▶ Work task
Your job is to set down the listing again exactly as it stands.

▶ Material for this exercise
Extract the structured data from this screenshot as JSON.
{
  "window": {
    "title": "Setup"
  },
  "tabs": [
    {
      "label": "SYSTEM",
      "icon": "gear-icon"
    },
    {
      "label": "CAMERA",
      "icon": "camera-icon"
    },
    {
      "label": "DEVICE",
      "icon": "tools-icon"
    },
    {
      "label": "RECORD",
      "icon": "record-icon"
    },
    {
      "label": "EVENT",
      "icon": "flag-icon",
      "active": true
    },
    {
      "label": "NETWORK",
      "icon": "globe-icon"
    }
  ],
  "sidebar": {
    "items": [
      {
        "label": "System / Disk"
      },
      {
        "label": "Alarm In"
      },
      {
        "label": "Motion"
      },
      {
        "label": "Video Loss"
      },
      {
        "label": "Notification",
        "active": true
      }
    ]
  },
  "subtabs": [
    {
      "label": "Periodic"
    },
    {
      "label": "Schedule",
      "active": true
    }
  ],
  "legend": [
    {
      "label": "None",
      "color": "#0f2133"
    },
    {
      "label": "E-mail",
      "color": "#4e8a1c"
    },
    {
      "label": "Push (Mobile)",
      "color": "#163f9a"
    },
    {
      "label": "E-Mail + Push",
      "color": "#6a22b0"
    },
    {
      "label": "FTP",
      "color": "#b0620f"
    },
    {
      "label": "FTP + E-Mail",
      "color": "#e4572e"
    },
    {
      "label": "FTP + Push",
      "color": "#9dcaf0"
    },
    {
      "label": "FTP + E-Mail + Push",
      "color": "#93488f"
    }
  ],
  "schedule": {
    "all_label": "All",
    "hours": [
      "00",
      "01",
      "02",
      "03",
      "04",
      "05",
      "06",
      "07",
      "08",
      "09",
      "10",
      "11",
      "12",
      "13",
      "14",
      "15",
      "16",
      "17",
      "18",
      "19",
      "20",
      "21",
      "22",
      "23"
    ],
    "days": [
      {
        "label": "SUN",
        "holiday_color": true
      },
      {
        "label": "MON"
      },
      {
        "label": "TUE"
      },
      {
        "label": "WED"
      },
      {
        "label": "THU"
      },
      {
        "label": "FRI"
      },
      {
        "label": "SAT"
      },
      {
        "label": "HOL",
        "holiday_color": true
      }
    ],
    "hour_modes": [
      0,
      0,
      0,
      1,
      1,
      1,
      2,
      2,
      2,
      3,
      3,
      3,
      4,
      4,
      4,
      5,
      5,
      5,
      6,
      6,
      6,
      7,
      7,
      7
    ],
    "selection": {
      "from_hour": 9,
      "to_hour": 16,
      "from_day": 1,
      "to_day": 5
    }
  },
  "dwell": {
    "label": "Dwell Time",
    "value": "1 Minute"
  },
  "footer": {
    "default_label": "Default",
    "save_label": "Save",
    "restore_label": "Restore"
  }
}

▶ Output for this task
Extract the structured data from this screenshot as JSON.
{
  "window": {
    "title": "Setup"
  },
  "tabs": [
    {
      "label": "SYSTEM",
      "icon": "gear-icon"
    },
    {
      "label": "CAMERA",
      "icon": "camera-icon"
    },
    {
      "label": "DEVICE",
      "icon": "tools-icon"
    },
    {
      "label": "RECORD",
      "icon": "record-icon"
    },
    {
      "label": "EVENT",
      "icon": "flag-icon",
      "active": true
    },
    {
      "label": "NETWORK",
      "icon": "globe-icon"
    }
  ],
  "sidebar": {
    "items": [
      {
        "label": "System / Disk"
      },
      {
        "label": "Alarm In"
      },
      {
        "label": "Motion"
      },
      {
        "label": "Video Loss"
      },
      {
        "label": "Notification",
        "active": true
      }
    ]
  },
  "subtabs": [
    {
      "label": "Periodic"
    },
    {
      "label": "Schedule",
      "active": true
    }
  ],
  "legend": [
    {
      "label": "None",
      "color": "#0f2133"
    },
    {
      "label": "E-mail",
      "color": "#4e8a1c"
    },
    {
      "label": "Push (Mobile)",
      "color": "#163f9a"
    },
    {
      "label": "E-Mail + Push",
      "color": "#6a22b0"
    },
    {
      "label": "FTP",
      "color": "#b0620f"
    },
    {
      "label": "FTP + E-Mail",
      "color": "#e4572e"
    },
    {
      "label": "FTP + Push",
      "color": "#9dcaf0"
    },
    {
      "label": "FTP + E-Mail + Push",
      "color": "#93488f"
    }
  ],
  "schedule": {
    "all_label": "All",
    "hours": [
      "00",
      "01",
      "02",
      "03",
      "04",
      "05",
      "06",
      "07",
      "08",
      "09",
      "10",
      "11",
      "12",
      "13",
      "14",
      "15",
      "16",
      "17",
      "18",
      "19",
      "20",
      "21",
      "22",
      "23"
    ],
    "days": [
      {
        "label": "SUN",
        "holiday_color": true
      },
      {
        "label": "MON"
      },
      {
        "label": "TUE"
      },
      {
        "label": "WED"
      },
      {
        "label": "THU"
      },
      {
        "label": "FRI"
      },
      {
        "label": "SAT"
      },
      {
        "label": "HOL",
        "holiday_color": true
      }
    ],
    "hour_modes": [
      0,
      0,
      0,
      1,
      1,
      1,
      2,
      2,
      2,
      3,
      3,
      3,
      4,
      4,
      4,
      5,
      5,
      5,
      6,
      6,
      6,
      7,
      7,
      7
    ],
    "selection": {
      "from_hour": 9,
      "to_hour": 16,
      "from_day": 1,
      "to_day": 5
    }
  },
  "dwell": {
    "label": "Dwell Time",
    "value": "1 Minute"
  },
  "footer": {
    "default_label": "Default",
    "save_label": "Save",
    "restore_label": "Restore"
  }
}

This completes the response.